I've recently been examining my RSS situation, having been an Apple Mail user for the better part of two years. I recently started experimenting with NetNewsWire after discovering that I was able to read my feeds on my iPhone and on the web.
However, I've recently discovered a reader that has since piqued my interest:
I've read online reviews and watched the demo video, but it's hard to get a sense of whether or not Fever will mesh with the way I like to read news. So I have a few questions:
What's the difference between "kindling" and "sparks"? The description on the page is somewhat unhelpful:
Essential, must-read feeds are Kindling. Supplemental, low signal-to-noise feeds are Sparks. Sparks ignite Kindling raising the temperature of items and links that should not be missed.
I get the tempreature metaphor, I just don't get how sparks "ignite" the kinding, or what kinds of feeds are better for kindling vs sparks
The RSS readers that I've liked have treated feeds like email and list all my undread items in one pane so that when I click on one it gets displayed in another pane. I suspect that I prefer this method to Google Reader because it allows me to have greater control over what is marked as read vs unread, as well as being able to easily skim the titles to see if there's anything that immediately piques my interest.

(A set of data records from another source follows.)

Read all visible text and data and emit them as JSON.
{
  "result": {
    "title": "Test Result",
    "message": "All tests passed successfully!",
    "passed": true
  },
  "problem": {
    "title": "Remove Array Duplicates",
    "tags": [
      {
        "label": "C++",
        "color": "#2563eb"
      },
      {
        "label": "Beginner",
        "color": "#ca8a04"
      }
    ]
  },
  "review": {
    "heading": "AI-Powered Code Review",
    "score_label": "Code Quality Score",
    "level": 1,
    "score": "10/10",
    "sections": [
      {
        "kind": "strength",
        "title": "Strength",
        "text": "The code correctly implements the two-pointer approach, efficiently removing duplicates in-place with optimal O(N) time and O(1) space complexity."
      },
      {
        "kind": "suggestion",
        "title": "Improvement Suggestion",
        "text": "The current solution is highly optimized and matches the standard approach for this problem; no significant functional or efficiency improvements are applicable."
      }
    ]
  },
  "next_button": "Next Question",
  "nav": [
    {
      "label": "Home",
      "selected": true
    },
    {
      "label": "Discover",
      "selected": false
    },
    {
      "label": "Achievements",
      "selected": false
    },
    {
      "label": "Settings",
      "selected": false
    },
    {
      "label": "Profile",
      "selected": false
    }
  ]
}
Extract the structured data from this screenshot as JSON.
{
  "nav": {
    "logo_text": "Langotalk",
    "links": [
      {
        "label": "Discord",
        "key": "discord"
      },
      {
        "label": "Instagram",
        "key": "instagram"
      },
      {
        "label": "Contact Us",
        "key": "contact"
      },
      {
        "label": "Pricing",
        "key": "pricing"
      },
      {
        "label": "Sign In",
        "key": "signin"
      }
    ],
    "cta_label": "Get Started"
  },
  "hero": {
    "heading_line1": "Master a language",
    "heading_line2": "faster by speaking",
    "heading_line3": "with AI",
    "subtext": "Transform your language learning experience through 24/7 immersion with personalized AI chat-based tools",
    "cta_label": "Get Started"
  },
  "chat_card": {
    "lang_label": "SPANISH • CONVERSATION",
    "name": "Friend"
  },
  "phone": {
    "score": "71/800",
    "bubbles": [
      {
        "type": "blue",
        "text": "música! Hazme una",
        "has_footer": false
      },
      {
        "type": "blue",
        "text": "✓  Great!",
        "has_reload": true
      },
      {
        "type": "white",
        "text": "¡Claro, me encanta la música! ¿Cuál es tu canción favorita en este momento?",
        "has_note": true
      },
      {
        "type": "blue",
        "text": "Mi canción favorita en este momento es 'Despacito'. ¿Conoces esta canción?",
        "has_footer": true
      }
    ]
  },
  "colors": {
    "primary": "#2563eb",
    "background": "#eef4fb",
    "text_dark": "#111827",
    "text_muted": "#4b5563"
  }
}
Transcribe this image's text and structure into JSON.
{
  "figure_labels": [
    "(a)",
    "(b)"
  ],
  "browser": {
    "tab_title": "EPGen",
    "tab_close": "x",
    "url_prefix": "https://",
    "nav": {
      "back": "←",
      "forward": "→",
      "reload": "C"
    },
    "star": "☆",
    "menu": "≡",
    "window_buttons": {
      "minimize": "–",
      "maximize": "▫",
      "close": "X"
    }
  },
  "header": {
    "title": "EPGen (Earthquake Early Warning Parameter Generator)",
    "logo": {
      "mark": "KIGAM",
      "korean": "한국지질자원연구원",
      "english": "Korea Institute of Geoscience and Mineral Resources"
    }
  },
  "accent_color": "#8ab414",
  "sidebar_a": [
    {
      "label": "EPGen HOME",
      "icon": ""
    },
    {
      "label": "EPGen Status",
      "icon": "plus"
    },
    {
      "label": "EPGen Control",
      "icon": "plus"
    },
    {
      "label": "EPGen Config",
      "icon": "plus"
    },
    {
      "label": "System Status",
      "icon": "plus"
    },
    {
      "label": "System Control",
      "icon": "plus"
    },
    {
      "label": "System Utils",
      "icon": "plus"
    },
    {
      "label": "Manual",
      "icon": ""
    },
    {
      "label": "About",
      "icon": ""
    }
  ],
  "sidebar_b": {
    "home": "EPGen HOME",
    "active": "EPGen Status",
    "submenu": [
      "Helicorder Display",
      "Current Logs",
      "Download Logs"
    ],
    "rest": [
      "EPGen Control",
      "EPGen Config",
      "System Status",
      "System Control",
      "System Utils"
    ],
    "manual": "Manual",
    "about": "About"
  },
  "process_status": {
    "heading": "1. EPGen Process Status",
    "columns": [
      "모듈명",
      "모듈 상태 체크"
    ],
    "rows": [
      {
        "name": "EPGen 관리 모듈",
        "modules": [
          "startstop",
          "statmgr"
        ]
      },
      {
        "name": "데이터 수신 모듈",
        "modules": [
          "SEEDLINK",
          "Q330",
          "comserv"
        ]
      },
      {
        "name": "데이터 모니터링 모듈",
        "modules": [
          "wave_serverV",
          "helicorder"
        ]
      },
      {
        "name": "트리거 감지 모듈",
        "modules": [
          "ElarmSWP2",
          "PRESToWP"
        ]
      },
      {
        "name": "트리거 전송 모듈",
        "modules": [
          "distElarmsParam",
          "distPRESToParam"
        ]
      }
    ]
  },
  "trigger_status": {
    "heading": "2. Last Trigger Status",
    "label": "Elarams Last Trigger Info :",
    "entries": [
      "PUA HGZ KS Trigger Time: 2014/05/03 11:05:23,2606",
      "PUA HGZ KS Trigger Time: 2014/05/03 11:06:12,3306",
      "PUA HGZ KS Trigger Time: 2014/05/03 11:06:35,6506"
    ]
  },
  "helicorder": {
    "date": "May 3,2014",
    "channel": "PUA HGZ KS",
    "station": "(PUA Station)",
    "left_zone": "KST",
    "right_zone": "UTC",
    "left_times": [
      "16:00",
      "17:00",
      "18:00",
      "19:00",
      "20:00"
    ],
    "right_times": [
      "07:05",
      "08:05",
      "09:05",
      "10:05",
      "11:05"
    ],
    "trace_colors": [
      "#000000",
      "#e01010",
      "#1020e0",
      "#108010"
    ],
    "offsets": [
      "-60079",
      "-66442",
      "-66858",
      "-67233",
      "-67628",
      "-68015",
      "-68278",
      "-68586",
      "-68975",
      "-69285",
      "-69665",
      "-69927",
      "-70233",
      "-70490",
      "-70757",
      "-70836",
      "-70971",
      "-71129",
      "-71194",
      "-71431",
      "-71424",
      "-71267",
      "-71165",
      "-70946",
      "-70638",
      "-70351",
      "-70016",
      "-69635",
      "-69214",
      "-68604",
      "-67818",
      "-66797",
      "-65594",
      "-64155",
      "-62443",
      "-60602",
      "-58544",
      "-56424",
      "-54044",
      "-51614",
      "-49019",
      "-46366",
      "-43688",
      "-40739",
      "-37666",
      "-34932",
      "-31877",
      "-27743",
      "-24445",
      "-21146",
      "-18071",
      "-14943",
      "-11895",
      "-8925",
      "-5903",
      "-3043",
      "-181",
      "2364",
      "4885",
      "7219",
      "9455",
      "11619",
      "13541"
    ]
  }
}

I know Fever is designed to try to float the most interesting/relevant news to the top, and I'm wondering how well it really works in practice. I'm also wondering how easy it is to mark items as read/unread.
How well does the iPhone client/Fluid client work, and how do they compare with NetNewsWire for the Mac and iPhone?
Does the temperature actually mean anything, other than to serve as a way to sort the feeds? Is it fun/intuitive or does it get in the way?